## [YOUR TASK]
Whenever a line in this data holds the word "Tools", report that line in full.

───── INFORMATION SUPPLIED

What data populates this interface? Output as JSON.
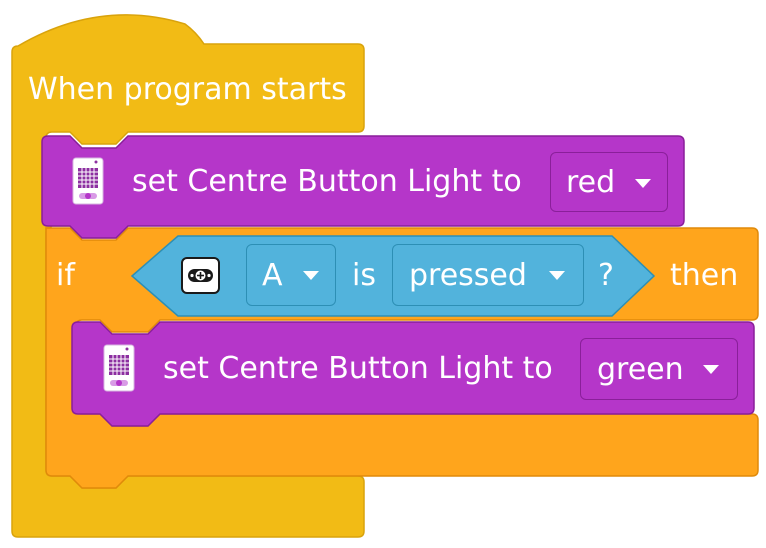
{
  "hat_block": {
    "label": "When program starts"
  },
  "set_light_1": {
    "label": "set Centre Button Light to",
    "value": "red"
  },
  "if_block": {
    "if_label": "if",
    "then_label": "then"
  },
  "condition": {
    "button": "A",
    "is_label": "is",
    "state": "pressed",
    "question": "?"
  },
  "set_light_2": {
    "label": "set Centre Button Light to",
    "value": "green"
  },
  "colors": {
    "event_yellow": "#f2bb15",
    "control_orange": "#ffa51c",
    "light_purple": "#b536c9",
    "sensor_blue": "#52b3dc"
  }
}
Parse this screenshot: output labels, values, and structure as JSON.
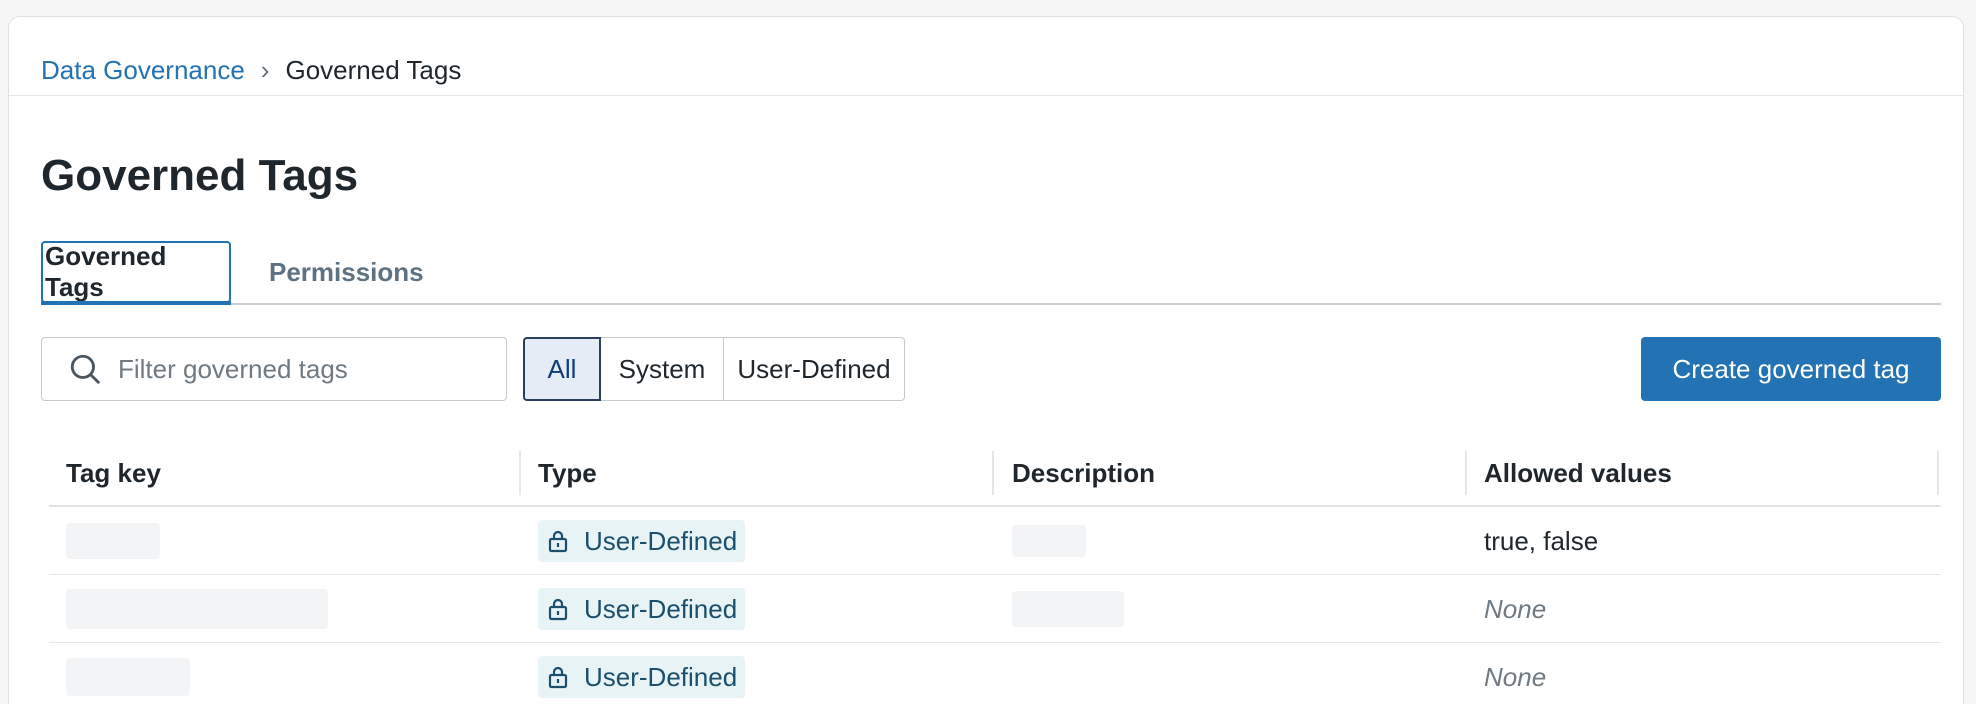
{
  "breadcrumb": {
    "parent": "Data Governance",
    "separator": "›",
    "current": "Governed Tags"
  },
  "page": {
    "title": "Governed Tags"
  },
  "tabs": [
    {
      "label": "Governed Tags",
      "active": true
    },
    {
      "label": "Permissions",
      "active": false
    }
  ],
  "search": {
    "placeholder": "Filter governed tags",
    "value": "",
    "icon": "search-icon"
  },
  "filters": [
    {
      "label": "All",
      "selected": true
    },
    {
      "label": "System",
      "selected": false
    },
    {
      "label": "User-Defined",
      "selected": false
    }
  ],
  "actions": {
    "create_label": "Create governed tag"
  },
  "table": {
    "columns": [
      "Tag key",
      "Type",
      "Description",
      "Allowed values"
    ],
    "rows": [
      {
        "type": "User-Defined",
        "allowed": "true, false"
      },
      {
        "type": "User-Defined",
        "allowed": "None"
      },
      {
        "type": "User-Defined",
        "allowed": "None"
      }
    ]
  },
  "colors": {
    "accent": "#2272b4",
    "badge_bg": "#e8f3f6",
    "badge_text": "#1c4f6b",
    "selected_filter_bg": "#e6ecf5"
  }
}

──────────
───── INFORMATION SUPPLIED

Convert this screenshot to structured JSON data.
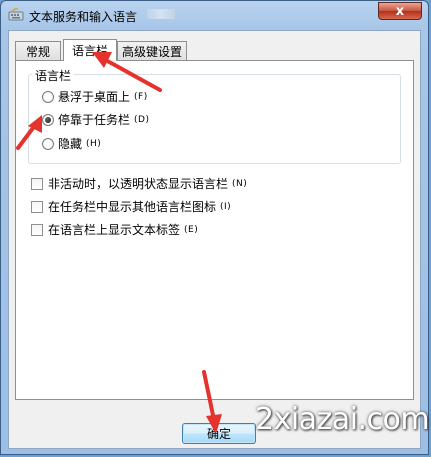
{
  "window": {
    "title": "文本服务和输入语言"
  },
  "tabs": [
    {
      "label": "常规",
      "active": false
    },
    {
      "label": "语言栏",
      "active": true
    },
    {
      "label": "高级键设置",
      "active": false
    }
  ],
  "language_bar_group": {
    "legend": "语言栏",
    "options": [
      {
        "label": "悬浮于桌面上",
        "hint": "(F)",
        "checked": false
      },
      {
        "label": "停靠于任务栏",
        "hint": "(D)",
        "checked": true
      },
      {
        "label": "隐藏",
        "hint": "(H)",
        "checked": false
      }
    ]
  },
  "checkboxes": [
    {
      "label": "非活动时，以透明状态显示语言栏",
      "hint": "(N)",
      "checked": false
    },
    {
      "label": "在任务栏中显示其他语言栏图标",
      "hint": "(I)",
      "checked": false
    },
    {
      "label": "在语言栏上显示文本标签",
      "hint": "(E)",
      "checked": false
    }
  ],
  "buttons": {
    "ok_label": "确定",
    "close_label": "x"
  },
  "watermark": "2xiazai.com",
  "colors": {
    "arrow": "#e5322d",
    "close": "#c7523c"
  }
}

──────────
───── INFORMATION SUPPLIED

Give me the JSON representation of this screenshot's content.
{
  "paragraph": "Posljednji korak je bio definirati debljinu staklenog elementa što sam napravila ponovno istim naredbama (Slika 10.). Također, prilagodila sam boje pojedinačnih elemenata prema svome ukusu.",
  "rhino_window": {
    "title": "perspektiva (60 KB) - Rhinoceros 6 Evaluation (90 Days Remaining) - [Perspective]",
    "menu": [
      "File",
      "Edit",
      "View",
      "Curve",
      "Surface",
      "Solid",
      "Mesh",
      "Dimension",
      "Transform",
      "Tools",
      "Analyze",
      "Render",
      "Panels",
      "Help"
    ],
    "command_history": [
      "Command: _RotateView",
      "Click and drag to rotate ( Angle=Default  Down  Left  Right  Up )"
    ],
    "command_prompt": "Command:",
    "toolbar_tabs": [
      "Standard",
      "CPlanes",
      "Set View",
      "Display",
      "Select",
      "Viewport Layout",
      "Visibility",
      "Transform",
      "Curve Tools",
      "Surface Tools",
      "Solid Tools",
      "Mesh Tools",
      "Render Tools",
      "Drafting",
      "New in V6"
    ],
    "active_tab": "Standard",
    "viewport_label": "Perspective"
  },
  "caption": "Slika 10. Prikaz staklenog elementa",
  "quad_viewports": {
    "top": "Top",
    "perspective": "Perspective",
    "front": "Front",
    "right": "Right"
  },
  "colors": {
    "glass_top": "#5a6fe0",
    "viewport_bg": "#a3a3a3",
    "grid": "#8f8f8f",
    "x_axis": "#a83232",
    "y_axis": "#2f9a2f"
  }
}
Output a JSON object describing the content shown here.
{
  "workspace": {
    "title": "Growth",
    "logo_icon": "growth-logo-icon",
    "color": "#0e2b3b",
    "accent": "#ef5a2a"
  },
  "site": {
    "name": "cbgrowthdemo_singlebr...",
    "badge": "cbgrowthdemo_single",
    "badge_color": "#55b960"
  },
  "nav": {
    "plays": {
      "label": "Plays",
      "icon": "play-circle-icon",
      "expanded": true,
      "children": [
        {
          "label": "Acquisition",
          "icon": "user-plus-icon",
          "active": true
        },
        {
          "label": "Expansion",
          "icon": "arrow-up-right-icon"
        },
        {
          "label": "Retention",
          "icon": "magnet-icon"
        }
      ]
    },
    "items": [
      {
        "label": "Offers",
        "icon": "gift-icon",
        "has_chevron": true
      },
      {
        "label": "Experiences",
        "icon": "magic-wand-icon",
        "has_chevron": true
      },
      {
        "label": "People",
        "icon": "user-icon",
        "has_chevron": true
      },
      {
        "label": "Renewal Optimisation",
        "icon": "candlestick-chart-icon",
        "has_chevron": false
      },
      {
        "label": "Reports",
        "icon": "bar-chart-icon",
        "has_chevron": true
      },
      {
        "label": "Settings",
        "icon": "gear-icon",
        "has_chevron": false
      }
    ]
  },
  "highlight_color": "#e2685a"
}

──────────

## [EXERCISE SOLUTION]
      "Tools",
      "Curve Tools",
      "Surface Tools",
      "Solid Tools",
      "Mesh Tools",
      "Render Tools",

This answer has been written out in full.